(EXERCISE MATERIALS)

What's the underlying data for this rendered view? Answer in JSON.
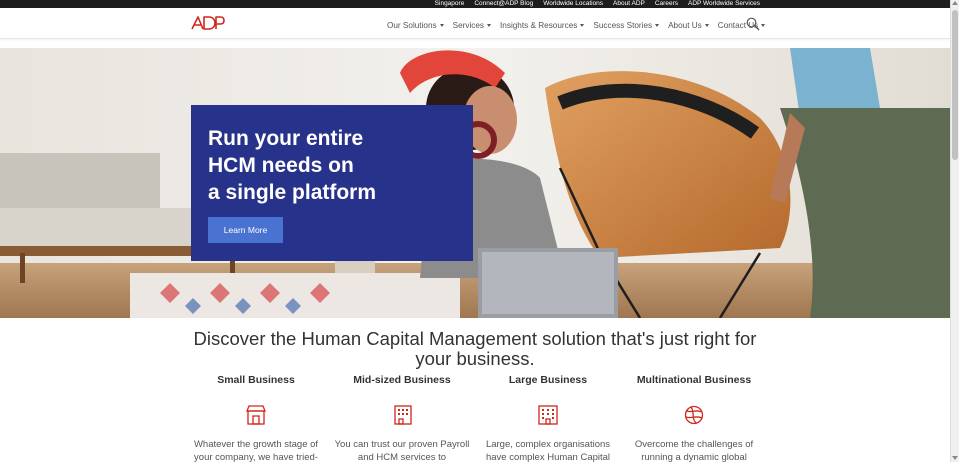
{
  "utility_links": [
    "Singapore",
    "Connect@ADP Blog",
    "Worldwide Locations",
    "About ADP",
    "Careers",
    "ADP Worldwide Services"
  ],
  "brand": {
    "logo_text": "ADP",
    "color": "#d0271d"
  },
  "nav": [
    "Our Solutions",
    "Services",
    "Insights & Resources",
    "Success Stories",
    "About Us",
    "Contact Us"
  ],
  "search": {
    "icon": "search-icon"
  },
  "hero": {
    "title": "Run your entire\nHCM needs on\na single platform",
    "button": "Learn More",
    "card_color": "#27328a",
    "button_color": "#4a72d0"
  },
  "discover": {
    "title": "Discover the Human Capital Management solution that's just right for your business.",
    "columns": [
      {
        "title": "Small Business",
        "icon": "store-icon",
        "desc": "Whatever the growth stage of your company, we have tried-"
      },
      {
        "title": "Mid-sized Business",
        "icon": "office-building-icon",
        "desc": "You can trust our proven Payroll and HCM services to"
      },
      {
        "title": "Large Business",
        "icon": "large-building-icon",
        "desc": "Large, complex organisations have complex Human Capital"
      },
      {
        "title": "Multinational Business",
        "icon": "globe-icon",
        "desc": "Overcome the challenges of running a dynamic global"
      }
    ]
  },
  "colors": {
    "accent": "#d0271d",
    "text": "#333333"
  }
}
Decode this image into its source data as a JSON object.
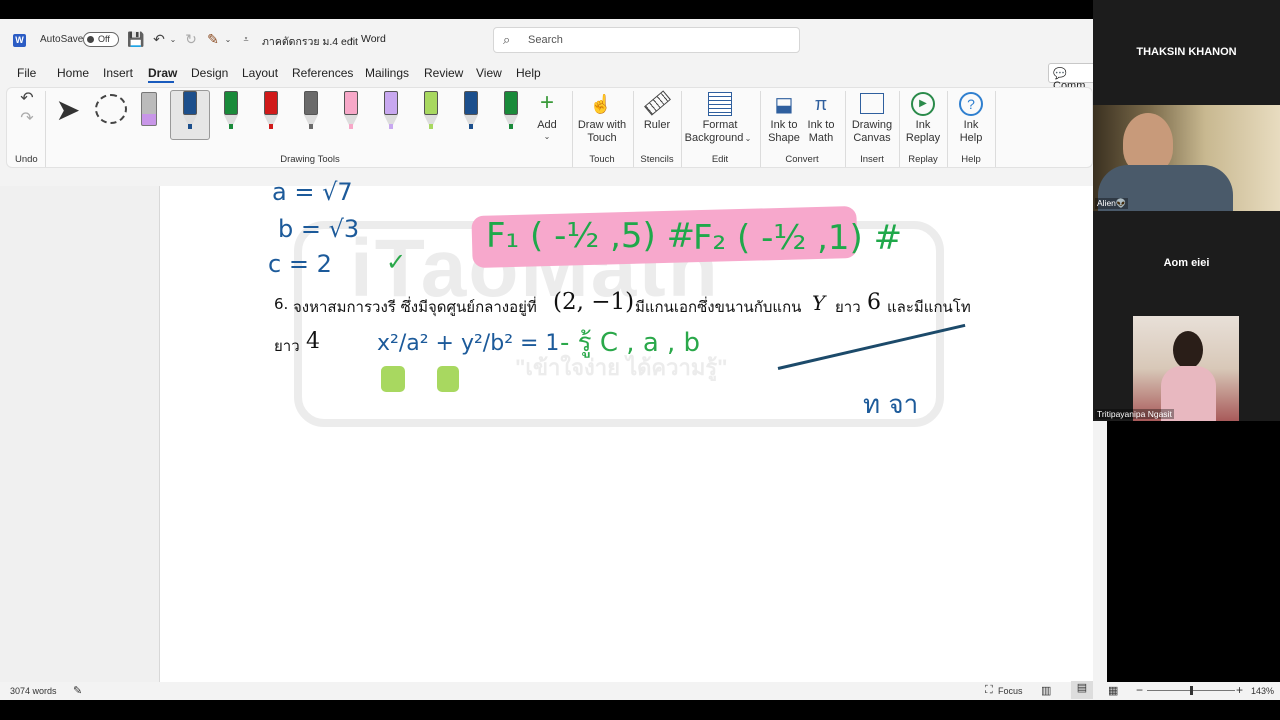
{
  "titlebar": {
    "app_icon": "word-icon",
    "autosave_label": "AutoSave",
    "autosave_state": "Off",
    "doc_title": "ภาคตัดกรวย ม.4 edit",
    "app_name": "Word",
    "search_placeholder": "Search"
  },
  "menu": {
    "items": [
      "File",
      "Home",
      "Insert",
      "Draw",
      "Design",
      "Layout",
      "References",
      "Mailings",
      "Review",
      "View",
      "Help"
    ],
    "active": "Draw",
    "comments_label": "Comm"
  },
  "ribbon": {
    "undo_group": "Undo",
    "drawing_tools_group": "Drawing Tools",
    "add_label": "Add",
    "draw_with_touch": [
      "Draw with",
      "Touch"
    ],
    "touch_group": "Touch",
    "ruler": "Ruler",
    "stencils_group": "Stencils",
    "format_background": [
      "Format",
      "Background"
    ],
    "edit_group": "Edit",
    "ink_to_shape": [
      "Ink to",
      "Shape"
    ],
    "ink_to_math": [
      "Ink to",
      "Math"
    ],
    "convert_group": "Convert",
    "drawing_canvas": [
      "Drawing",
      "Canvas"
    ],
    "insert_group": "Insert",
    "ink_replay": [
      "Ink",
      "Replay"
    ],
    "replay_group": "Replay",
    "ink_help": [
      "Ink",
      "Help"
    ],
    "help_group": "Help",
    "pen_colors": [
      "#8a8a8a",
      "#1c4f8c",
      "#1a8a3a",
      "#d01a1a",
      "#6a6a6a",
      "#f7a8c8",
      "#c8a8f0",
      "#a8d860",
      "#1c4f8c",
      "#1a8a3a"
    ]
  },
  "document": {
    "line_a": "a = √7",
    "line_b": "b = √3",
    "line_c": "c = 2",
    "foci_1": "F₁ ( -½ ,5) #",
    "foci_2": "F₂ ( -½ ,1) #",
    "question_number": "6.",
    "question_text_1": "จงหาสมการวงรี ซึ่งมีจุดศูนย์กลางอยู่ที่",
    "question_center": "(2, −1)",
    "question_text_2": "มีแกนเอกซึ่งขนานกับแกน",
    "question_axis": "Y",
    "question_text_3": "ยาว",
    "question_major": "6",
    "question_text_4": "และมีแกนโท",
    "question_text_5": "ยาว",
    "question_minor": "4",
    "ink_equation": "x²/a² + y²/b² = 1",
    "ink_note": "- รู้ C , a , b",
    "ink_right": "ท จา",
    "watermark": "iTaoMath",
    "watermark_sub": "\"เข้าใจง่าย ได้ความรู้\""
  },
  "statusbar": {
    "words": "3074 words",
    "focus": "Focus",
    "zoom": "143%"
  },
  "video": {
    "tiles": [
      {
        "name": "THAKSIN KHANON",
        "tag": ""
      },
      {
        "name": "",
        "tag": "Alien👽"
      },
      {
        "name": "Aom eiei",
        "tag": ""
      },
      {
        "name": "",
        "tag": "Tritipayanipa Ngasit"
      }
    ]
  }
}
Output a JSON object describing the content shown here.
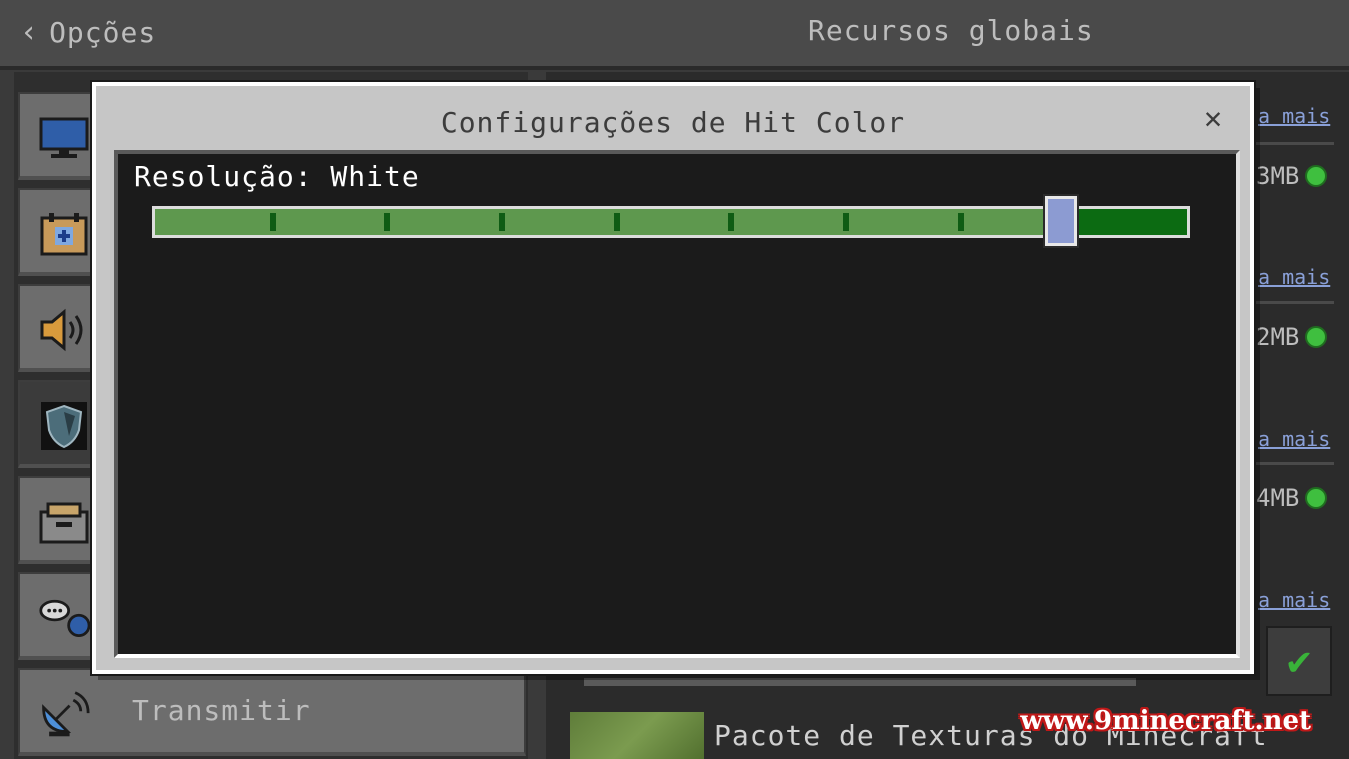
{
  "header": {
    "back_icon": "chevron-left-icon",
    "back_label": "Opções",
    "title": "Recursos globais"
  },
  "sidebar": {
    "items": [
      {
        "icon": "monitor-icon",
        "label": ""
      },
      {
        "icon": "calendar-plus-icon",
        "label": ""
      },
      {
        "icon": "speaker-icon",
        "label": ""
      },
      {
        "icon": "shield-icon",
        "label": ""
      },
      {
        "icon": "folder-icon",
        "label": ""
      },
      {
        "icon": "chat-globe-icon",
        "label": ""
      },
      {
        "icon": "satellite-dish-icon",
        "label": "Transmitir"
      }
    ]
  },
  "right_panel": {
    "more_link": "a mais",
    "sizes": [
      "3MB",
      "2MB",
      "4MB"
    ],
    "pack_name": "Pacote de Texturas do Minecraft",
    "check_icon": "checkmark-icon"
  },
  "modal": {
    "title": "Configurações de Hit Color",
    "close_icon": "close-icon",
    "slider_label": "Resolução: White",
    "slider_value_fraction": 0.89,
    "tick_count": 7
  },
  "watermark": "www.9minecraft.net",
  "colors": {
    "slider_track": "#0c6b12",
    "slider_fill": "#5e984e",
    "thumb": "#8c9bd2",
    "status_green": "#3fbf3f"
  }
}
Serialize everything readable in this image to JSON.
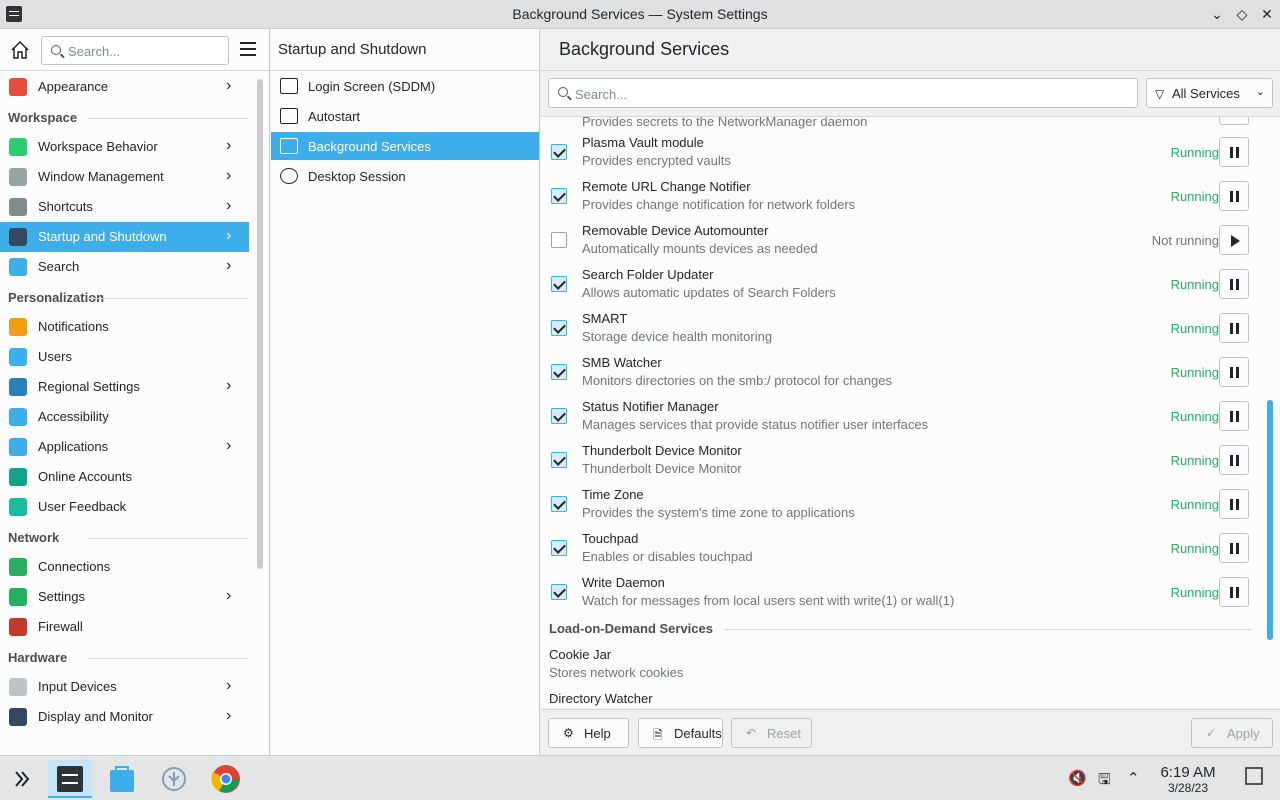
{
  "window": {
    "title": "Background Services — System Settings",
    "minimize_icon": "chevron-down-icon",
    "maximize_icon": "diamond-icon",
    "close_icon": "close-icon"
  },
  "sidebar": {
    "search_placeholder": "Search...",
    "items": [
      {
        "label": "Appearance",
        "icon": "appearance-icon",
        "color": "#e74c3c",
        "chevron": true,
        "active": false
      },
      {
        "section": "Workspace"
      },
      {
        "label": "Workspace Behavior",
        "icon": "workspace-behavior-icon",
        "color": "#2ecc71",
        "chevron": true,
        "active": false
      },
      {
        "label": "Window Management",
        "icon": "window-management-icon",
        "color": "#95a5a6",
        "chevron": true,
        "active": false
      },
      {
        "label": "Shortcuts",
        "icon": "keyboard-icon",
        "color": "#7f8c8d",
        "chevron": true,
        "active": false
      },
      {
        "label": "Startup and Shutdown",
        "icon": "startup-icon",
        "color": "#34495e",
        "chevron": true,
        "active": true
      },
      {
        "label": "Search",
        "icon": "search-icon",
        "color": "#3daee9",
        "chevron": true,
        "active": false
      },
      {
        "section": "Personalization"
      },
      {
        "label": "Notifications",
        "icon": "bell-icon",
        "color": "#f39c12",
        "chevron": false,
        "active": false
      },
      {
        "label": "Users",
        "icon": "users-icon",
        "color": "#3daee9",
        "chevron": false,
        "active": false
      },
      {
        "label": "Regional Settings",
        "icon": "flag-icon",
        "color": "#2980b9",
        "chevron": true,
        "active": false
      },
      {
        "label": "Accessibility",
        "icon": "accessibility-icon",
        "color": "#3daee9",
        "chevron": false,
        "active": false
      },
      {
        "label": "Applications",
        "icon": "applications-icon",
        "color": "#3daee9",
        "chevron": true,
        "active": false
      },
      {
        "label": "Online Accounts",
        "icon": "online-accounts-icon",
        "color": "#16a085",
        "chevron": false,
        "active": false
      },
      {
        "label": "User Feedback",
        "icon": "feedback-icon",
        "color": "#1abc9c",
        "chevron": false,
        "active": false
      },
      {
        "section": "Network"
      },
      {
        "label": "Connections",
        "icon": "globe-icon",
        "color": "#27ae60",
        "chevron": false,
        "active": false
      },
      {
        "label": "Settings",
        "icon": "globe-settings-icon",
        "color": "#27ae60",
        "chevron": true,
        "active": false
      },
      {
        "label": "Firewall",
        "icon": "firewall-icon",
        "color": "#c0392b",
        "chevron": false,
        "active": false
      },
      {
        "section": "Hardware"
      },
      {
        "label": "Input Devices",
        "icon": "mouse-icon",
        "color": "#bdc3c7",
        "chevron": true,
        "active": false
      },
      {
        "label": "Display and Monitor",
        "icon": "monitor-icon",
        "color": "#34495e",
        "chevron": true,
        "active": false
      }
    ]
  },
  "middle": {
    "title": "Startup and Shutdown",
    "items": [
      {
        "label": "Login Screen (SDDM)",
        "icon": "login-screen-icon",
        "active": false
      },
      {
        "label": "Autostart",
        "icon": "autostart-icon",
        "active": false
      },
      {
        "label": "Background Services",
        "icon": "background-services-icon",
        "active": true
      },
      {
        "label": "Desktop Session",
        "icon": "desktop-session-icon",
        "active": false
      }
    ]
  },
  "main": {
    "title": "Background Services",
    "search_placeholder": "Search...",
    "filter_label": "All Services",
    "partial_desc": "Provides secrets to the NetworkManager daemon",
    "services": [
      {
        "name": "Plasma Vault module",
        "desc": "Provides encrypted vaults",
        "enabled": true,
        "status": "Running"
      },
      {
        "name": "Remote URL Change Notifier",
        "desc": "Provides change notification for network folders",
        "enabled": true,
        "status": "Running"
      },
      {
        "name": "Removable Device Automounter",
        "desc": "Automatically mounts devices as needed",
        "enabled": false,
        "status": "Not running"
      },
      {
        "name": "Search Folder Updater",
        "desc": "Allows automatic updates of Search Folders",
        "enabled": true,
        "status": "Running"
      },
      {
        "name": "SMART",
        "desc": "Storage device health monitoring",
        "enabled": true,
        "status": "Running"
      },
      {
        "name": "SMB Watcher",
        "desc": "Monitors directories on the smb:/ protocol for changes",
        "enabled": true,
        "status": "Running"
      },
      {
        "name": "Status Notifier Manager",
        "desc": "Manages services that provide status notifier user interfaces",
        "enabled": true,
        "status": "Running"
      },
      {
        "name": "Thunderbolt Device Monitor",
        "desc": "Thunderbolt Device Monitor",
        "enabled": true,
        "status": "Running"
      },
      {
        "name": "Time Zone",
        "desc": "Provides the system's time zone to applications",
        "enabled": true,
        "status": "Running"
      },
      {
        "name": "Touchpad",
        "desc": "Enables or disables touchpad",
        "enabled": true,
        "status": "Running"
      },
      {
        "name": "Write Daemon",
        "desc": "Watch for messages from local users sent with write(1) or wall(1)",
        "enabled": true,
        "status": "Running"
      }
    ],
    "lod_section": "Load-on-Demand Services",
    "lod_services": [
      {
        "name": "Cookie Jar",
        "desc": "Stores network cookies"
      },
      {
        "name": "Directory Watcher",
        "desc": ""
      }
    ],
    "buttons": {
      "help": "Help",
      "defaults": "Defaults",
      "reset": "Reset",
      "apply": "Apply"
    }
  },
  "taskbar": {
    "time": "6:19 AM",
    "date": "3/28/23",
    "apps": [
      "app-launcher-icon",
      "system-settings-icon",
      "discover-icon",
      "kde-connect-icon",
      "chrome-icon"
    ],
    "tray": [
      "volume-muted-icon",
      "network-icon",
      "tray-expand-icon"
    ]
  }
}
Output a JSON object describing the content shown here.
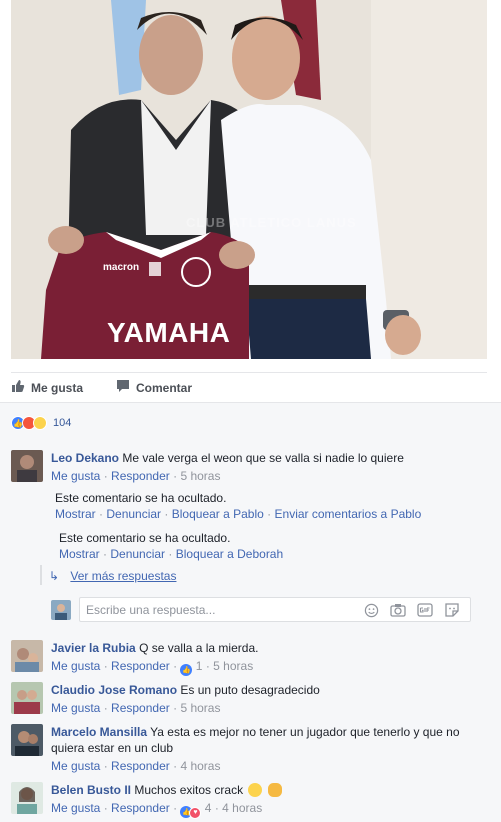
{
  "photo": {
    "watermark": "CLUB ATLETICO LANUS",
    "shirt_brand": "macron",
    "shirt_sponsor": "YAMAHA"
  },
  "actions": {
    "like_label": "Me gusta",
    "comment_label": "Comentar"
  },
  "reactions": {
    "count": "104",
    "types": [
      "like",
      "angry",
      "haha"
    ]
  },
  "comments": [
    {
      "author": "Leo Dekano",
      "text": "Me vale verga el weon que se valla si nadie lo quiere",
      "like_label": "Me gusta",
      "reply_label": "Responder",
      "time": "5 horas"
    },
    {
      "author": "Javier la Rubia",
      "text": "Q se valla a la mierda.",
      "like_label": "Me gusta",
      "reply_label": "Responder",
      "reaction_count": "1",
      "time": "5 horas"
    },
    {
      "author": "Claudio Jose Romano",
      "text": "Es un puto desagradecido",
      "like_label": "Me gusta",
      "reply_label": "Responder",
      "time": "5 horas"
    },
    {
      "author": "Marcelo Mansilla",
      "text_line1": "Ya esta es mejor no tener un jugador que tenerlo y que no",
      "text_line2": "quiera estar en un club",
      "like_label": "Me gusta",
      "reply_label": "Responder",
      "time": "4 horas"
    },
    {
      "author": "Belen Busto II",
      "text": "Muchos exitos crack",
      "like_label": "Me gusta",
      "reply_label": "Responder",
      "reaction_count": "4",
      "time": "4 horas"
    }
  ],
  "hidden_replies": [
    {
      "message": "Este comentario se ha ocultado.",
      "show_label": "Mostrar",
      "report_label": "Denunciar",
      "block_label": "Bloquear a Pablo",
      "feedback_label": "Enviar comentarios a Pablo"
    },
    {
      "message": "Este comentario se ha ocultado.",
      "show_label": "Mostrar",
      "report_label": "Denunciar",
      "block_label": "Bloquear a Deborah"
    }
  ],
  "more_replies_label": "Ver más respuestas",
  "reply_box": {
    "placeholder": "Escribe una respuesta..."
  },
  "colors": {
    "link": "#385898",
    "background": "#f6f7f9",
    "shirt": "#7a1f35"
  }
}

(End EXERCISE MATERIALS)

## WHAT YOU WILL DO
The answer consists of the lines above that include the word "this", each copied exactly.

## REPLY
What's the underlying data for this rendered view? Answer in JSON.
Decode this image into its source data as a JSON object.
Serialize everything readable in this image to JSON.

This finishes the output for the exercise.